START DATA RECORDS

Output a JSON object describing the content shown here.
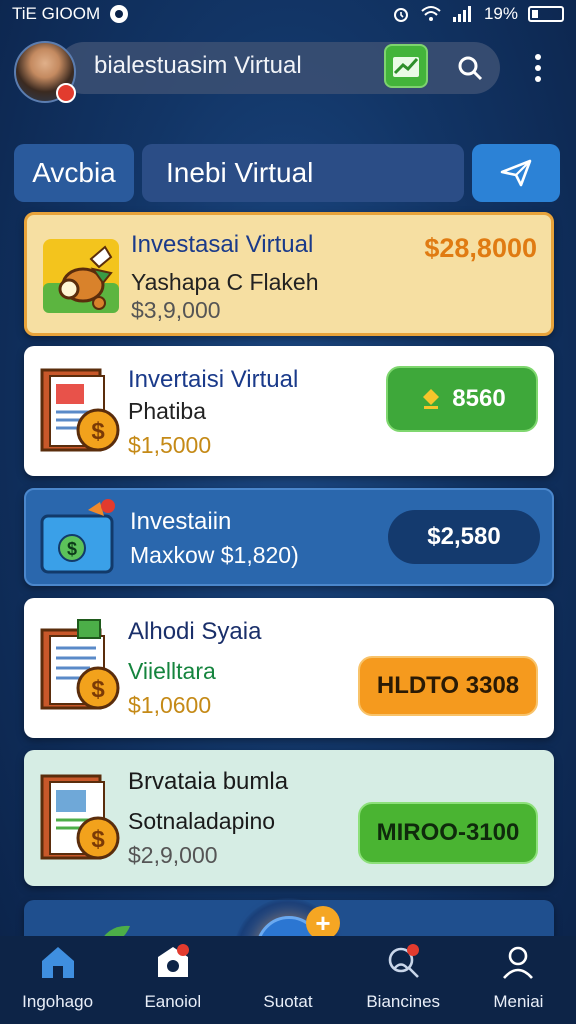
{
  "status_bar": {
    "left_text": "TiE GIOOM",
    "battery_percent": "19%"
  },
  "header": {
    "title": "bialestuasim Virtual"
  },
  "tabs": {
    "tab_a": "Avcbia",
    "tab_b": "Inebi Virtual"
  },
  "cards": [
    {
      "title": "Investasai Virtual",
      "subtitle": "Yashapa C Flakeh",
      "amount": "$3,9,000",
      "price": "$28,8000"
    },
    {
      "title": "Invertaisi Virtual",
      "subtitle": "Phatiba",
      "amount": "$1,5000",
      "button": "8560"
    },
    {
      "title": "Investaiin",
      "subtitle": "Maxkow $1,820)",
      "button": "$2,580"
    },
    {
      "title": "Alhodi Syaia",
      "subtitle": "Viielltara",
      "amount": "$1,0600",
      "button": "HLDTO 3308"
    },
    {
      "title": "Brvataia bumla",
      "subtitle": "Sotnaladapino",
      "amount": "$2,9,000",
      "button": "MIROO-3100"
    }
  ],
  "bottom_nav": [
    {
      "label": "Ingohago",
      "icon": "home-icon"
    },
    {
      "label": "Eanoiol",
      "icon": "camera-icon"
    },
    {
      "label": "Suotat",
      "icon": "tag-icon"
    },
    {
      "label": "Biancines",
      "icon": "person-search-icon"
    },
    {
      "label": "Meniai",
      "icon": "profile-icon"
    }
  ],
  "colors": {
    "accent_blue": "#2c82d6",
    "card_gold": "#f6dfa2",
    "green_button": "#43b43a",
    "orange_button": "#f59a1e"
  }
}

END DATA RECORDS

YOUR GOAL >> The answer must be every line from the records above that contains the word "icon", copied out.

SOLVED PROBLEM >>
      "icon": "home-icon"
      "icon": "camera-icon"
      "icon": "tag-icon"
      "icon": "person-search-icon"
      "icon": "profile-icon"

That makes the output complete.